Excerpts from an interface dataset:
******
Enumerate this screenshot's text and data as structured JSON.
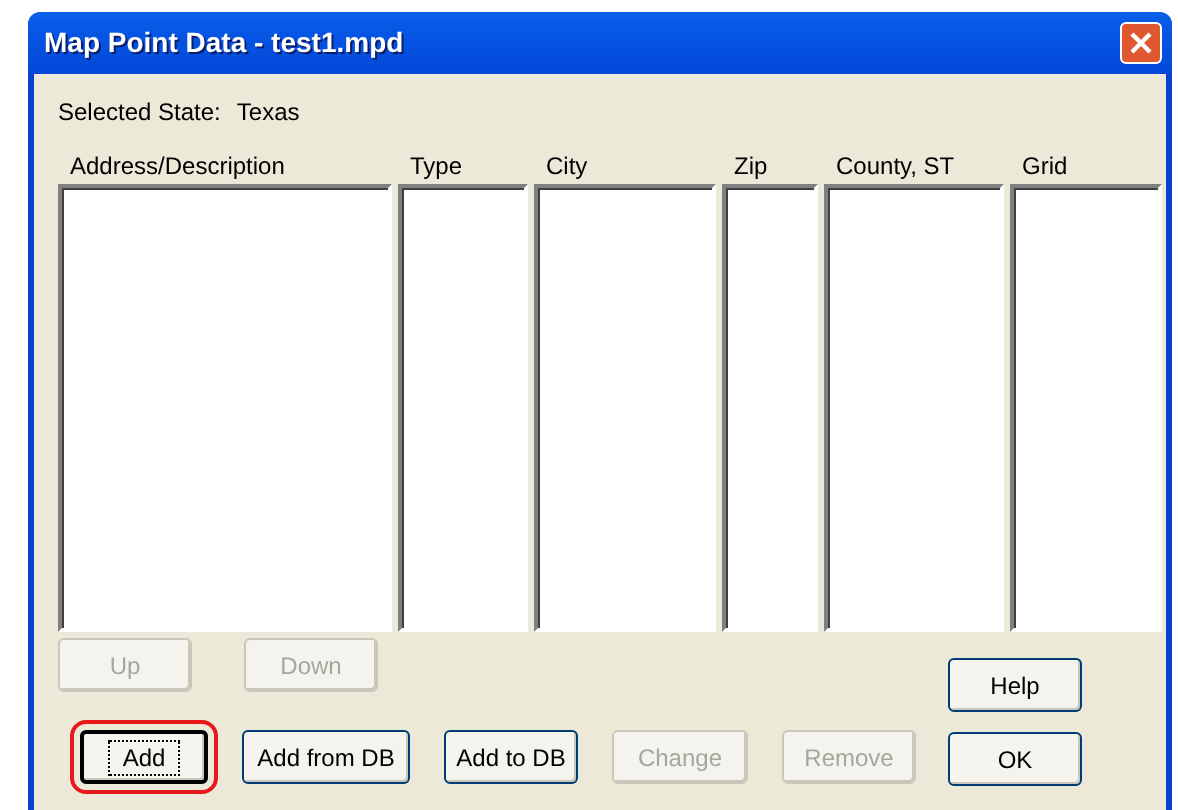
{
  "window": {
    "title": "Map Point Data - test1.mpd"
  },
  "selected_state": {
    "label": "Selected State:",
    "value": "Texas"
  },
  "columns": [
    {
      "label": "Address/Description"
    },
    {
      "label": "Type"
    },
    {
      "label": "City"
    },
    {
      "label": "Zip"
    },
    {
      "label": "County, ST"
    },
    {
      "label": "Grid"
    }
  ],
  "nav_buttons": [
    {
      "label": "Up",
      "disabled": true,
      "highlighted": false
    },
    {
      "label": "Down",
      "disabled": true,
      "highlighted": false
    }
  ],
  "action_buttons": [
    {
      "label": "Add",
      "disabled": false,
      "highlighted": true
    },
    {
      "label": "Add from DB",
      "disabled": false,
      "highlighted": false
    },
    {
      "label": "Add to DB",
      "disabled": false,
      "highlighted": false
    },
    {
      "label": "Change",
      "disabled": true,
      "highlighted": false
    },
    {
      "label": "Remove",
      "disabled": true,
      "highlighted": false
    }
  ],
  "side_buttons": [
    {
      "label": "Help",
      "disabled": false,
      "highlighted": false
    },
    {
      "label": "OK",
      "disabled": false,
      "highlighted": false
    }
  ]
}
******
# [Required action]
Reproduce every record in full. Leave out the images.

# [Answer to this problem]
Enumerate this screenshot's text and data as structured JSON.
{
  "window": {
    "title": "Map Point Data - test1.mpd"
  },
  "selected_state": {
    "label": "Selected State:",
    "value": "Texas"
  },
  "columns": [
    {
      "label": "Address/Description"
    },
    {
      "label": "Type"
    },
    {
      "label": "City"
    },
    {
      "label": "Zip"
    },
    {
      "label": "County, ST"
    },
    {
      "label": "Grid"
    }
  ],
  "nav_buttons": [
    {
      "label": "Up",
      "disabled": true,
      "highlighted": false
    },
    {
      "label": "Down",
      "disabled": true,
      "highlighted": false
    }
  ],
  "action_buttons": [
    {
      "label": "Add",
      "disabled": false,
      "highlighted": true
    },
    {
      "label": "Add from DB",
      "disabled": false,
      "highlighted": false
    },
    {
      "label": "Add to DB",
      "disabled": false,
      "highlighted": false
    },
    {
      "label": "Change",
      "disabled": true,
      "highlighted": false
    },
    {
      "label": "Remove",
      "disabled": true,
      "highlighted": false
    }
  ],
  "side_buttons": [
    {
      "label": "Help",
      "disabled": false,
      "highlighted": false
    },
    {
      "label": "OK",
      "disabled": false,
      "highlighted": false
    }
  ]
}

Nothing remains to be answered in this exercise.